“The Best and the Brightest” is an annual forum that showcases the depth and variety of research done by IVth Honours students in Government and International Relations. In 2010 it was held in the Parliament House theatre on Macquarie Street. There were five presenters and an audience of more than 100 alumni and friends.
The presentations were followed by a lively Q&A session, then refreshments were served, and in that informal atmosphere discussions continued.
The forum offers the opportunity for alumni to hear and meet some of the year’s outstanding graduating students, while the students value the opportunity to explain their work and to meet alumni.
2010’s presenters were (left to right in the photo):
Pat Bateman, whose thesis, “Explaining Variation in the Role of the Membership in Candidate Selection: A Comparative Study of Political Parties in New South Wales”, is a study of membership behaviour in four New South Wales political parties. It’s a valuable study at a time when the public at large is both disengaged from the political process and disenchanted with political parties.
May Samali, whose thesis, “Venue Shopping, Issue framing, and the United Nations Systems”, examines the factors that determine NGOs’ selection of strategies in pursuit of agenda and policy change. May applied it to the Baha’i International Community’s campaign to end the persecution of Baha’is in Iran.
Tarsha Gavin, whose thesis, “Participatory Governance and the Policy-making Process A study of community engagement in the Minto Public Housing Estate Renewal Project” is an in-depth study of the complex dynamics and trajectory of community engagement within the Minto Project in NSW.
Alice Zheng, whose thesis, “Narrating the nation: the making of ethnic minorities in China’s northwest”, seeks to illuminate the Chinese state’s interpretation of civil unrest in Xinjiang province as Uyghur ethno-nationalist separatism that threatens the stability and unity of China. This view is produced by the Chinese state in writing the Chinese nation, drawing upon the materials of imperial Chinese history, which is predominantly the history of the Han Chinese, while ethnic minorities are “non-Chinese”.

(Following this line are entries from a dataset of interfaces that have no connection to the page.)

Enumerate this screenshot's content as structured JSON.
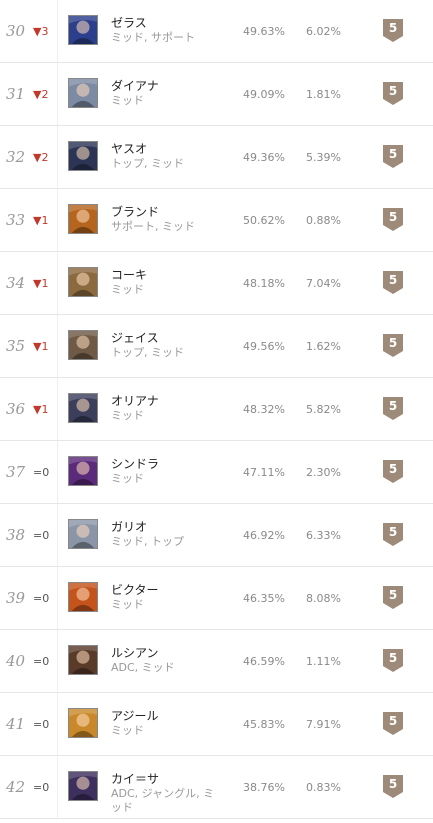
{
  "colors": {
    "tier_badge": "#9e8a79",
    "rank_down": "#c0392b",
    "text_muted": "#9a9a9a"
  },
  "rows": [
    {
      "rank": "30",
      "change_icon": "▼",
      "change_value": "3",
      "direction": "down",
      "name": "ゼラス",
      "roles": "ミッド, サポート",
      "win_rate": "49.63%",
      "pick_rate": "6.02%",
      "tier": "5",
      "portrait_color": "#2b3f8c"
    },
    {
      "rank": "31",
      "change_icon": "▼",
      "change_value": "2",
      "direction": "down",
      "name": "ダイアナ",
      "roles": "ミッド",
      "win_rate": "49.09%",
      "pick_rate": "1.81%",
      "tier": "5",
      "portrait_color": "#7d8aa3"
    },
    {
      "rank": "32",
      "change_icon": "▼",
      "change_value": "2",
      "direction": "down",
      "name": "ヤスオ",
      "roles": "トップ, ミッド",
      "win_rate": "49.36%",
      "pick_rate": "5.39%",
      "tier": "5",
      "portrait_color": "#2c3556"
    },
    {
      "rank": "33",
      "change_icon": "▼",
      "change_value": "1",
      "direction": "down",
      "name": "ブランド",
      "roles": "サポート, ミッド",
      "win_rate": "50.62%",
      "pick_rate": "0.88%",
      "tier": "5",
      "portrait_color": "#b5651d"
    },
    {
      "rank": "34",
      "change_icon": "▼",
      "change_value": "1",
      "direction": "down",
      "name": "コーキ",
      "roles": "ミッド",
      "win_rate": "48.18%",
      "pick_rate": "7.04%",
      "tier": "5",
      "portrait_color": "#8c6a3f"
    },
    {
      "rank": "35",
      "change_icon": "▼",
      "change_value": "1",
      "direction": "down",
      "name": "ジェイス",
      "roles": "トップ, ミッド",
      "win_rate": "49.56%",
      "pick_rate": "1.62%",
      "tier": "5",
      "portrait_color": "#6e5a45"
    },
    {
      "rank": "36",
      "change_icon": "▼",
      "change_value": "1",
      "direction": "down",
      "name": "オリアナ",
      "roles": "ミッド",
      "win_rate": "48.32%",
      "pick_rate": "5.82%",
      "tier": "5",
      "portrait_color": "#3b3f5c"
    },
    {
      "rank": "37",
      "change_icon": "=",
      "change_value": "0",
      "direction": "same",
      "name": "シンドラ",
      "roles": "ミッド",
      "win_rate": "47.11%",
      "pick_rate": "2.30%",
      "tier": "5",
      "portrait_color": "#5b2a7a"
    },
    {
      "rank": "38",
      "change_icon": "=",
      "change_value": "0",
      "direction": "same",
      "name": "ガリオ",
      "roles": "ミッド, トップ",
      "win_rate": "46.92%",
      "pick_rate": "6.33%",
      "tier": "5",
      "portrait_color": "#8a96a8"
    },
    {
      "rank": "39",
      "change_icon": "=",
      "change_value": "0",
      "direction": "same",
      "name": "ビクター",
      "roles": "ミッド",
      "win_rate": "46.35%",
      "pick_rate": "8.08%",
      "tier": "5",
      "portrait_color": "#c4541c"
    },
    {
      "rank": "40",
      "change_icon": "=",
      "change_value": "0",
      "direction": "same",
      "name": "ルシアン",
      "roles": "ADC, ミッド",
      "win_rate": "46.59%",
      "pick_rate": "1.11%",
      "tier": "5",
      "portrait_color": "#5a3b2a"
    },
    {
      "rank": "41",
      "change_icon": "=",
      "change_value": "0",
      "direction": "same",
      "name": "アジール",
      "roles": "ミッド",
      "win_rate": "45.83%",
      "pick_rate": "7.91%",
      "tier": "5",
      "portrait_color": "#c9892a"
    },
    {
      "rank": "42",
      "change_icon": "=",
      "change_value": "0",
      "direction": "same",
      "name": "カイ＝サ",
      "roles": "ADC, ジャングル, ミッド",
      "win_rate": "38.76%",
      "pick_rate": "0.83%",
      "tier": "5",
      "portrait_color": "#3d2f5e"
    }
  ]
}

Patrick Hurley, whose thesis, “Making Ideas Matter: The Think Tank Phenomenon in Australia”, examines the proliferation of independent public policy research institutes, commonly known as think tanks, over the past three decades. In addition to the increases in their numbers, budgets, staff and the range of activities in which they are involved, think tanks are now widely regarded as having a significant influence on the policymaking process. Nevertheless, they remain a vaguely understood area within political science.
The forum is organised by the External Advisory Committee of the Department of Government and International Relations. The next is scheduled for 3 May 2011, in the same venue. For more information contact Emeritus Professor Michael Jackson